A bowl ($7) with an egg (additional $1) contains chunks of fresh pork meat, minced meat balls and small intestines, generous portions of chopped vegetables (watercress), and some pepper and soy sauce.
Flavourful, full of ingredients, and extremely comforting.
Ah Chiang’s Porridge
65 Tiong Poh Road (Tiong Bahru), Singapore 160065
Tel: +65 6557 0084
Opening Hours: 6am – 11pm (Mon – Sun)
Ah Chiang’s Porridge at Tiong Bahru has been my regular favourite since the good-old days, though I must say they used to be better – say 2-3 years back when there was visibility more ingredients.
The shop is run on the principles of a healthy, hearty meal at an affordable price.
The setup is quite simple and minimalistic with the porridge shop, opening at 6am and serving simmering hot fresh porridge.
Each bowl of porridge is prepared post ordering, cooked over charcoal so be prepared to wait around 10 to 15 minutes.
The congee is essentially Cantonese style and combines other ingredients like pork, seafood, chicken, vegetables, or century egg.

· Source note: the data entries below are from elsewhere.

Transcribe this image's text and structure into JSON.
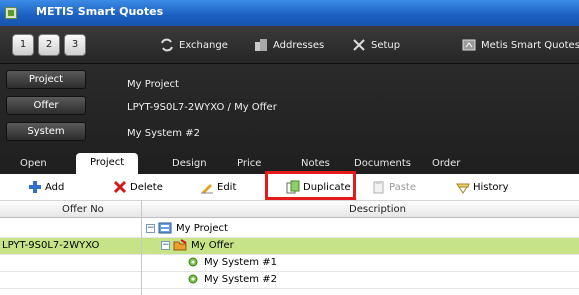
{
  "window": {
    "title": "METIS Smart Quotes"
  },
  "toolbar": {
    "pages": [
      "1",
      "2",
      "3"
    ],
    "exchange_label": "Exchange",
    "addresses_label": "Addresses",
    "setup_label": "Setup",
    "smartquotes_label": "Metis Smart Quotes"
  },
  "context": {
    "project_button": "Project",
    "project_value": "My Project",
    "offer_button": "Offer",
    "offer_value": "LPYT-9S0L7-2WYXO / My Offer",
    "system_button": "System",
    "system_value": "My System #2"
  },
  "tabs": [
    "Open",
    "Project",
    "Design",
    "Price",
    "Notes",
    "Documents",
    "Order"
  ],
  "actions": {
    "add": "Add",
    "delete": "Delete",
    "edit": "Edit",
    "duplicate": "Duplicate",
    "paste": "Paste",
    "history": "History"
  },
  "grid": {
    "headers": {
      "offer_no": "Offer No",
      "description": "Description"
    },
    "rows": [
      {
        "offer_no": "",
        "description": "My Project"
      },
      {
        "offer_no": "LPYT-9S0L7-2WYXO",
        "description": "My Offer"
      },
      {
        "offer_no": "",
        "description": "My System #1"
      },
      {
        "offer_no": "",
        "description": "My System #2"
      }
    ]
  },
  "colors": {
    "title_bar": "#1b5fc0",
    "selected_row": "#c6e487",
    "highlight": "#e31b1b"
  }
}
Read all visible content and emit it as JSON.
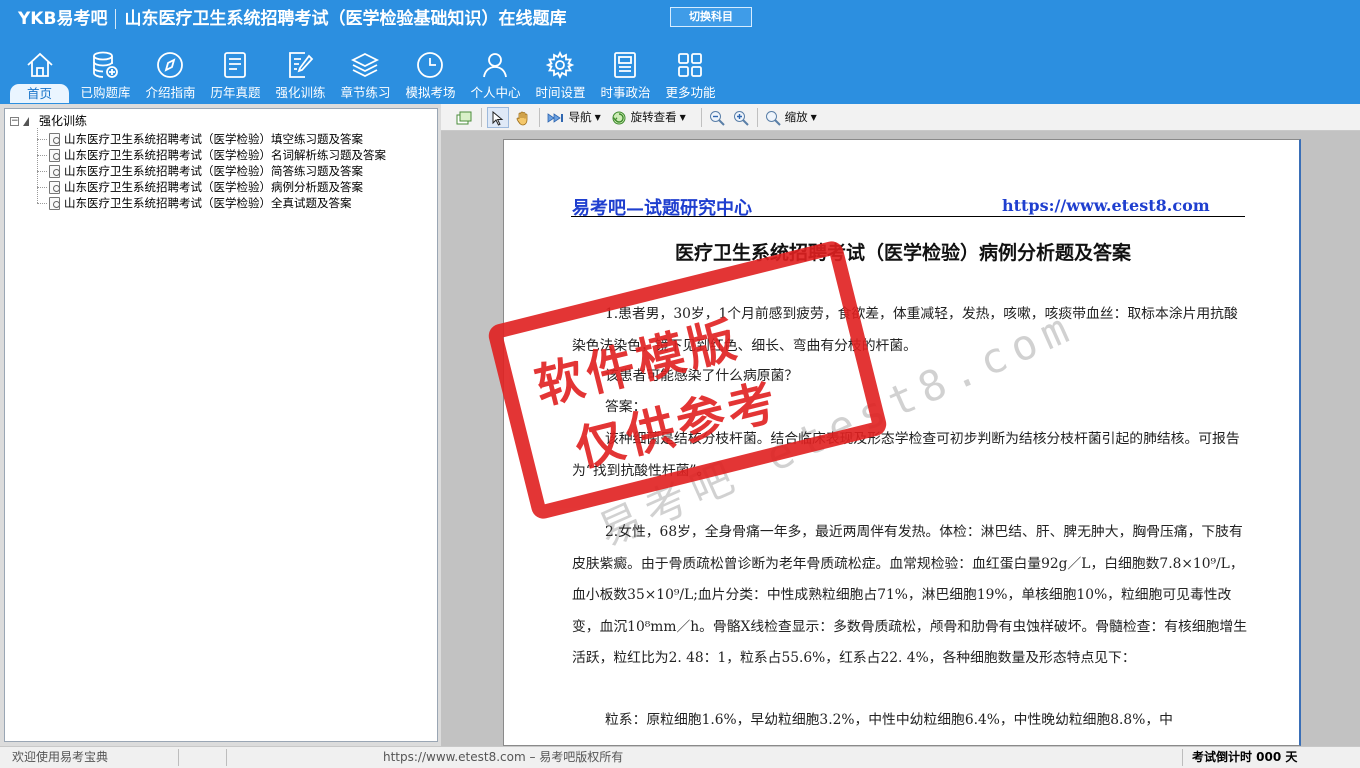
{
  "header": {
    "logo": "YKB易考吧",
    "title": "山东医疗卫生系统招聘考试（医学检验基础知识）在线题库",
    "switch_label": "切换科目",
    "colors": {
      "bar": "#2c8fe0",
      "active_tab": "#eaf5ff"
    }
  },
  "nav": [
    {
      "label": "首页",
      "icon": "home-icon",
      "active": true
    },
    {
      "label": "已购题库",
      "icon": "database-add-icon"
    },
    {
      "label": "介绍指南",
      "icon": "compass-icon"
    },
    {
      "label": "历年真题",
      "icon": "list-document-icon"
    },
    {
      "label": "强化训练",
      "icon": "edit-document-icon"
    },
    {
      "label": "章节练习",
      "icon": "layers-icon"
    },
    {
      "label": "模拟考场",
      "icon": "clock-icon"
    },
    {
      "label": "个人中心",
      "icon": "user-icon"
    },
    {
      "label": "时间设置",
      "icon": "gear-icon"
    },
    {
      "label": "时事政治",
      "icon": "newspaper-icon"
    },
    {
      "label": "更多功能",
      "icon": "grid-icon"
    }
  ],
  "tree": {
    "root_label": "强化训练",
    "items": [
      "山东医疗卫生系统招聘考试（医学检验）填空练习题及答案",
      "山东医疗卫生系统招聘考试（医学检验）名词解析练习题及答案",
      "山东医疗卫生系统招聘考试（医学检验）简答练习题及答案",
      "山东医疗卫生系统招聘考试（医学检验）病例分析题及答案",
      "山东医疗卫生系统招聘考试（医学检验）全真试题及答案"
    ]
  },
  "toolbar": {
    "nav_label": "导航",
    "rotate_label": "旋转查看",
    "zoom_label": "缩放"
  },
  "document": {
    "site_name": "易考吧—试题研究中心",
    "site_url": "https://www.etest8.com",
    "title": "医疗卫生系统招聘考试（医学检验）病例分析题及答案",
    "q1_text": "1.患者男，30岁，1个月前感到疲劳，食欲差，体重减轻，发热，咳嗽，咳痰带血丝：取标本涂片用抗酸染色法染色，镜下见到红色、细长、弯曲有分枝的杆菌。",
    "q1_question": "该患者可能感染了什么病原菌？",
    "q1_answer_label": "答案：",
    "q1_answer": "该种细菌是结核分枝杆菌。结合临床表现及形态学检查可初步判断为结核分枝杆菌引起的肺结核。可报告为“找到抗酸性杆菌”。",
    "q2_text": "2.女性，68岁，全身骨痛一年多，最近两周伴有发热。体检：淋巴结、肝、脾无肿大，胸骨压痛，下肢有皮肤紫癜。由于骨质疏松曾诊断为老年骨质疏松症。血常规检验：血红蛋白量92g／L，白细胞数7.8×10⁹/L，血小板数35×10⁹/L;血片分类：中性成熟粒细胞占71%，淋巴细胞19%，单核细胞10%，粒细胞可见毒性改变，血沉10⁸mm／h。骨骼X线检查显示：多数骨质疏松，颅骨和肋骨有虫蚀样破坏。骨髓检查：有核细胞增生活跃，粒红比为2. 48：1，粒系占55.6%，红系占22. 4%，各种细胞数量及形态特点见下：",
    "q2_cells": "粒系：原粒细胞1.6%，早幼粒细胞3.2%，中性中幼粒细胞6.4%，中性晚幼粒细胞8.8%，中"
  },
  "watermark": {
    "stamp_line1": "软件模版",
    "stamp_line2": "仅供参考",
    "site_text": "易考吧 etest8.com",
    "color": "#e02020"
  },
  "status": {
    "welcome": "欢迎使用易考宝典",
    "copyright": "https://www.etest8.com – 易考吧版权所有",
    "countdown": "考试倒计时 000 天"
  }
}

Usually my favourite would be the Mixed Pork Organs with Meatballs.
Or get the Mixed Pork Porridge which comes with springy, handmade pork balls, succulent sliced meat and an array of pig intestines.
While it may look simple and plain, it has a creamy consistency with fresh ingredients. Add some soy sauce, pepper and cut chilies, and you have got yourself a delightful bowl.
You can also find it within The Hainan Story at Hillion Mall and JEM.
Ri Ji Porridge
269B Queen Street, Singapore 182269 (Bugis MRT)
Phone: +65 9815 8230
Opening Hours: 7am – 7pm (Mon – Sun)
This congee stalls goes back to 1976. It was first started by Mr. Wong, and the family recipe has been passed down since then with innovations and improvements to bring its regular patrons the best-selling Cantonese porridge in the area.
The business is small and robust with the servers working tirelessly to make the most palatable and rich congee. According to Dr Leslie Tay from ieatishootipost.sg, the porridge is cooked via a steaming process.
Varieties available here include Pork Congee ($3), Fish Congee ($3.50), Cuttlefish and Peanut Congee ($3.50), and Century Egg Congee.
Although the congee looked simple, and possibly one of the ‘plainest’ I had (in this list), the consistency was smooth and slippery, and didn’t feel jelak (rich) finishing the entire bowl.
While you are here, not to be missed is also the Chee Cheong Fun ($2).